Estudios de Ciencia, Tecnología y Sociedad (CTS), Prácticas y Conocimientos Psi: modos de producción de subjetividad y mundos


Deadline for submission of papers: February 28, 2019


La sección monográfica se propone la puesta en conocimiento de investigaciones y revisiones teóricas relativas a los modos de producción de sujeto, subjetividad y “lo humano”, considerando lo que se ha denominado como “prácticas psi”. Esta denominación (y no la de prácticas psicológicas) participa en un ámbito fronterizo entre diversas disciplinas, saberes y campos de conocimiento que abordan los modos en que se elabora la subjetividad. En tal sentido, a modo de ejemplo, pueden ser considerados como ejes de interés: conocimientos y prácticas en neurociencias, psiquiatría, psicofármacos, administración, rehabilitación, auto-ayuda, coaching, entre otros. Será pertinente el envío de manuscritos inéditos en idioma español, portugués y/o inglés que describan: Continue reading

Social Studies of Science: Theory as method. Methodological options for organization and management research

Deadline for submission of papers: January 15, 2019, 2 pm Belgian time

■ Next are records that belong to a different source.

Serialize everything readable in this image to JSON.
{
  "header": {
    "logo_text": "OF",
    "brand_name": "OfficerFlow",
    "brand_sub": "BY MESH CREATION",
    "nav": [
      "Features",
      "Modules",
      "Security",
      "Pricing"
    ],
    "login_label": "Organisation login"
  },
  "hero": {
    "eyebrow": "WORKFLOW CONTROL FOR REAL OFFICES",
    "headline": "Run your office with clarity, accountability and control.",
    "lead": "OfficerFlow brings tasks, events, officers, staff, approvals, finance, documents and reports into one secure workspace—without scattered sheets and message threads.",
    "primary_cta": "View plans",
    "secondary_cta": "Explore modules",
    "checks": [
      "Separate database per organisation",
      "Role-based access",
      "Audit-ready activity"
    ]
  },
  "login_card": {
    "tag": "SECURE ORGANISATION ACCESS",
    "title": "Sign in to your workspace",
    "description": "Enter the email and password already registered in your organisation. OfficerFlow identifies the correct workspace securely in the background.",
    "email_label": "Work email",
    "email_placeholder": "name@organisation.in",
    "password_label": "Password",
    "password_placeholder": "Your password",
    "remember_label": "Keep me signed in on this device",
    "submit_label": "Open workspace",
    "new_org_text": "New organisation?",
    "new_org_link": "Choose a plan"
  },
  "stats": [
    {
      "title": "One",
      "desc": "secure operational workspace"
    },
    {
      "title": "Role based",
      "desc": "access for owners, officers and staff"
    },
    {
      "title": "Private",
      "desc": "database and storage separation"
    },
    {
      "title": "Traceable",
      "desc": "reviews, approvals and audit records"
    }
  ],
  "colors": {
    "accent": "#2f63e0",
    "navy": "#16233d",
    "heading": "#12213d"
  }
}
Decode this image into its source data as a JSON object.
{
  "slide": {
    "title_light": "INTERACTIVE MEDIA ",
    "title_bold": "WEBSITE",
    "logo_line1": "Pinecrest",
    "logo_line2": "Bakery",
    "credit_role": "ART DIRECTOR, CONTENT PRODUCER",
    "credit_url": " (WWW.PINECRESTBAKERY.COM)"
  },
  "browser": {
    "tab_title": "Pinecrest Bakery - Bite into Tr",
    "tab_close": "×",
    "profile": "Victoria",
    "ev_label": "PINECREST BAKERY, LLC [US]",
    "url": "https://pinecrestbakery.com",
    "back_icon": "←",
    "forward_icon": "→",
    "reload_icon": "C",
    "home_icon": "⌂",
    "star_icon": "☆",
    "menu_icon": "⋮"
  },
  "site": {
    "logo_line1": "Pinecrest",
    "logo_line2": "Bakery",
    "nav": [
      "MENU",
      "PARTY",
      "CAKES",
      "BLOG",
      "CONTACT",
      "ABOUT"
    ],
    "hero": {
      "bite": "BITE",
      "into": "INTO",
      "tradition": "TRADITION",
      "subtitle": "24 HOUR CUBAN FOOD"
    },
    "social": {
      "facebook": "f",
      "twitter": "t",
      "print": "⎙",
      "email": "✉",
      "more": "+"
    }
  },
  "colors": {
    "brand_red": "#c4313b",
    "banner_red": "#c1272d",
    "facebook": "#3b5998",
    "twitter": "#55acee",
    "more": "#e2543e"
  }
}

Call for Papers to a special issue of the Journal of Organizational Change Management on Theory as method. Methodological options for organization and management research


Steffen Roth, La Rochelle Business School, France, and Kazimieras Simonavičius University in Vilnius, Lithuania
Albert Mills, Sobey School of Business, Canada, and University of Eastern Finland, Finland
Dariusz Jemielniak, Kozminski University Warsaw, Poland
Bill Lee, Sheffield University, United Kingdom Continue reading

Special Issue: Theorizing Communication from the South

Deadline: December 1, 2018

Special Issue: Theorizing Communication from the South

Guest Editors: Mohan J. Dutta, National University of Singapore Mahuya Pal, University of South Florida

In this special issue, we take forward emerging calls for decolonizing communication to explore communication theories anchored in the cartographies of the Global South. We encourage submissions that question assumptions regarding internationalization, de-Westernization, and globalization, along with other key concepts, and that consider new directions for approaches to theorizing communication. Submissions should engage with questions concerning the production of knowledge, the role of communication in global relations, and the potential for communication to contribute to advancing imaginaries of the Global South. Continue reading

Computing in/from the South: A Special Section of Catalyst: Feminism, Theory, Technoscience

Deadline: September 30, 2018

“Computing in/from the South”
Edited by Sareeta Amrute and Luis Felipe R. Murillo
Afterword by Kavita Philip and Anusuya Sengupta

A Special Section of Catalyst: Feminism, Theory, Technoscience

Computer expertise involves technical competence, infrastructures,
interdependent economies, and distinctive political projects. Yet, most
often, computing is examined from Silicon Valley outwards. In this
special issue, we reverse this polarity by asking, what does computing
expertise as political action look like from the South? Following on
John and Jean’s Comaroff’s Theory from the South (2014), the emergent
literature on the “Globalization from below” (Alba, Lins Ribeiro,
Matthews, Vega, 2015), and feminist approaches to technoscience that
stress entanglements between bodies and materials (Barad 2007, Haraway
1991, Chun 2013) and the political and economic formations such
entanglements may yield (Suchman 2015, Atanasoski and Vora 2015,
McGlotten 2016), these articles investigate what it means to
re-territorialize and prefigure technopolitical projects outside the
main axes of digital work. Continue reading

Frail Modernities: Latin American infrastructures between repair and ruination

Thematic Cluster for Tapuya: Latin American Science, Technology and Society – Call for Papers

Frail Modernities: Latin American infrastructures between repair and ruination

Deadline for abstracts: July 31, 2018

Editors: Raquel Velho, Rensselaer Polytechnic Institute (USA)
Sebastián Ureta, Universidad Alberto Hurtado (Chile)


Common sense tells us that infrastructures are important, if possibly boring, parts of daily life. Most are seemingly built to blend into the background, being “designed to become invisible as [they are] stabilized” (Lampland & Star, 2009, p. 207). However, a growing amount of STS case studies have shown that infrastructures never become completely stabilized, or even invisible, in the first place. Instead of being perfectly immutable devices, infrastructures are shown to be highly paradoxical things––malleable, yet rigid; future-oriented, yet bound to their context of creation (Edwards 2003; Graham 2010; Howe et al. 2016; Jackson et al. 2007). Continue reading